Problem description:
Report each line from the records where the string "Google" turns up.

Data about app and page elements:
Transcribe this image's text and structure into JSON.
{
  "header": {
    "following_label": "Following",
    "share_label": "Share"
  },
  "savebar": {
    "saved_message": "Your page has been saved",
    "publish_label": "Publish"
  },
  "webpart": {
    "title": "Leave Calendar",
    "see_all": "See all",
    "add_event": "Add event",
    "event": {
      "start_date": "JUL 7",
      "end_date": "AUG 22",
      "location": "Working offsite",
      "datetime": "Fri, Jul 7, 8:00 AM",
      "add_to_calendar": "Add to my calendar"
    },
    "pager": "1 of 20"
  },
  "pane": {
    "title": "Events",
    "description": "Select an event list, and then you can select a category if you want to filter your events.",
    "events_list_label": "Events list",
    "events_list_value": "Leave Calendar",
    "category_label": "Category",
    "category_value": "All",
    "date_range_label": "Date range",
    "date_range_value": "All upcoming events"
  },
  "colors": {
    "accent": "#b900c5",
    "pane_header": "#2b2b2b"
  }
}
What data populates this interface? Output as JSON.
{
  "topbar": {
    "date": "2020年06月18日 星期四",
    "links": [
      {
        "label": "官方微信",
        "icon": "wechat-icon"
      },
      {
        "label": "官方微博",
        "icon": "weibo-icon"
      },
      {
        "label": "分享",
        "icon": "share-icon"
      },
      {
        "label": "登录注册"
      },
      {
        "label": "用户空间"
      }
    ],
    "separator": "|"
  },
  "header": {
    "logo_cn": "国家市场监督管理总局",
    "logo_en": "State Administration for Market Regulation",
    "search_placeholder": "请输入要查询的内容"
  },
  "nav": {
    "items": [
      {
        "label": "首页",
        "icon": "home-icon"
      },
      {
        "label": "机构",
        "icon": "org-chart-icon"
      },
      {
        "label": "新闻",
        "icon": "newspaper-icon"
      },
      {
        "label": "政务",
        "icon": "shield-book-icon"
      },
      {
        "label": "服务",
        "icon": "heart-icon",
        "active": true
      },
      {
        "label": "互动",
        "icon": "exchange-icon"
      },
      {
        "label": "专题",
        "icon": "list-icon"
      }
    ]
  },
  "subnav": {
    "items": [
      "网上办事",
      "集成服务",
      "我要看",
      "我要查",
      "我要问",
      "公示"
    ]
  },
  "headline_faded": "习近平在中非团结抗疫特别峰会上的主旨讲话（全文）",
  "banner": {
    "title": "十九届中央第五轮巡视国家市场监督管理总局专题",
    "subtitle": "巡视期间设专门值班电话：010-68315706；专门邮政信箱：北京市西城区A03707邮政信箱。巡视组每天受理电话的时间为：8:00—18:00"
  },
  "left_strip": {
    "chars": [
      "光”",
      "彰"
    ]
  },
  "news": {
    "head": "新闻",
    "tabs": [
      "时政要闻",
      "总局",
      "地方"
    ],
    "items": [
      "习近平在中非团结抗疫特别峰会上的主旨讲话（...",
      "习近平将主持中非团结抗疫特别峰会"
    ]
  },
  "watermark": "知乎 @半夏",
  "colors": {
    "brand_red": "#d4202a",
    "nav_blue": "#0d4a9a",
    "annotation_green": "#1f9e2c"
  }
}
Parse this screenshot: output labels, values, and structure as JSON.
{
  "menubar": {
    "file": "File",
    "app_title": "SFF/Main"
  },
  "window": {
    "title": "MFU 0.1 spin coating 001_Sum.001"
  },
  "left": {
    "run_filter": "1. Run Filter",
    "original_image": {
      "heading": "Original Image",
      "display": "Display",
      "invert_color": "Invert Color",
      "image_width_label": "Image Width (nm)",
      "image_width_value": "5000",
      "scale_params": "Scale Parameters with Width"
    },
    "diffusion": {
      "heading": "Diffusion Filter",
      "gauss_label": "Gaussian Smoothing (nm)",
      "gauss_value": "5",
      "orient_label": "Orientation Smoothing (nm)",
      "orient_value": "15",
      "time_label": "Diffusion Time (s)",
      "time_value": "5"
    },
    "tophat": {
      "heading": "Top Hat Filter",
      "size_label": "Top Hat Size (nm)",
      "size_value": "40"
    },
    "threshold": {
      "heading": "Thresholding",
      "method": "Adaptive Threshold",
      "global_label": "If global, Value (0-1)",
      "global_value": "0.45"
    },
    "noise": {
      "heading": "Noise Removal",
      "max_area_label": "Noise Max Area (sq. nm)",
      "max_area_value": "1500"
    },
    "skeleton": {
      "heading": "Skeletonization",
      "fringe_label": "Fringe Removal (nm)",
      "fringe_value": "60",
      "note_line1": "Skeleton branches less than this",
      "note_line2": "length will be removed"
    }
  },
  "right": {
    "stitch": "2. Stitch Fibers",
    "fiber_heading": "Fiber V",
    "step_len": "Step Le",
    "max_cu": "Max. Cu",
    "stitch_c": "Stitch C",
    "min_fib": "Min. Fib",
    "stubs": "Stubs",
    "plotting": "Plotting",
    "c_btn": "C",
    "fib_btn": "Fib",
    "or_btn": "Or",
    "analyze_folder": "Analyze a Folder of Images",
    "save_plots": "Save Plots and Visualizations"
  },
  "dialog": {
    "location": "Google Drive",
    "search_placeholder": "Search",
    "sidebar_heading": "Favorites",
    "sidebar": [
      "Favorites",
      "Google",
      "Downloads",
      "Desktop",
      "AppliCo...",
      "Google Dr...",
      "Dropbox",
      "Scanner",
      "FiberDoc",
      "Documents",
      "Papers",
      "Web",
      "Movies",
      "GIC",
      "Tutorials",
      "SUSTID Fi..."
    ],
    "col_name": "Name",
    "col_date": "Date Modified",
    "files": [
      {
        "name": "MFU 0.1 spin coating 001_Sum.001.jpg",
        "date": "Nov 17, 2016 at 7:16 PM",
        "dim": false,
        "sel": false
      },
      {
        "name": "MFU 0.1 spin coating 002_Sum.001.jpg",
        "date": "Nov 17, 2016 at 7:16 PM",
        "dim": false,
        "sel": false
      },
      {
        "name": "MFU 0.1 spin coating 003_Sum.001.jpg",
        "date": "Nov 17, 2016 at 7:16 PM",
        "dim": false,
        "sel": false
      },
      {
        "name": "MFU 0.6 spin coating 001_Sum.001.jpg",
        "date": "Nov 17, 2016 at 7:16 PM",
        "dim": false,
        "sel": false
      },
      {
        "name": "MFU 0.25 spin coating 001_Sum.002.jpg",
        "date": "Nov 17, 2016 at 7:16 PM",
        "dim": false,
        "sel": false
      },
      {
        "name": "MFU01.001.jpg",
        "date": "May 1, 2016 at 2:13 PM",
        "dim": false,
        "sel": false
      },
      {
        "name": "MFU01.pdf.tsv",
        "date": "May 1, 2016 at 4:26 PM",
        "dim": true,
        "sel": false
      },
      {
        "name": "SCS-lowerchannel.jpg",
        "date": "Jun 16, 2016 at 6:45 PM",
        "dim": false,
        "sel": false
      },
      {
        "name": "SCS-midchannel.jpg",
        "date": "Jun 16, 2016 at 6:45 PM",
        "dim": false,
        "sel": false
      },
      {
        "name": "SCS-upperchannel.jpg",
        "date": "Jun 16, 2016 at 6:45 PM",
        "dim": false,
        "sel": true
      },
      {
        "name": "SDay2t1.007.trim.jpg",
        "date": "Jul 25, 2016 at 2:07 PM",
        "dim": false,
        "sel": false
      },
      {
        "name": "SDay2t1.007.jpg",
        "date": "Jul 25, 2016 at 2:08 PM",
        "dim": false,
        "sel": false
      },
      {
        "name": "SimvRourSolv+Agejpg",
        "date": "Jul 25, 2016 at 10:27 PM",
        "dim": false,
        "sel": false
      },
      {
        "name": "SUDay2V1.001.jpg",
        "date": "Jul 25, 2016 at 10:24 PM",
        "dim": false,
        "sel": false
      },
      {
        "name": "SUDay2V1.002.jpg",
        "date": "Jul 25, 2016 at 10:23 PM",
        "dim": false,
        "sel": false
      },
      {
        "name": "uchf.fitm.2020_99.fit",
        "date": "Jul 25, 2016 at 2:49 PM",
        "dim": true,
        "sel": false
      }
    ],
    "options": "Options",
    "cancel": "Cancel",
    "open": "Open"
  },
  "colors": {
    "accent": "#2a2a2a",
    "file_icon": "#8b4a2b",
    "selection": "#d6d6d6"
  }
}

Answer space:
    "location": "Google Drive",
      "Google",
      "Google Dr...",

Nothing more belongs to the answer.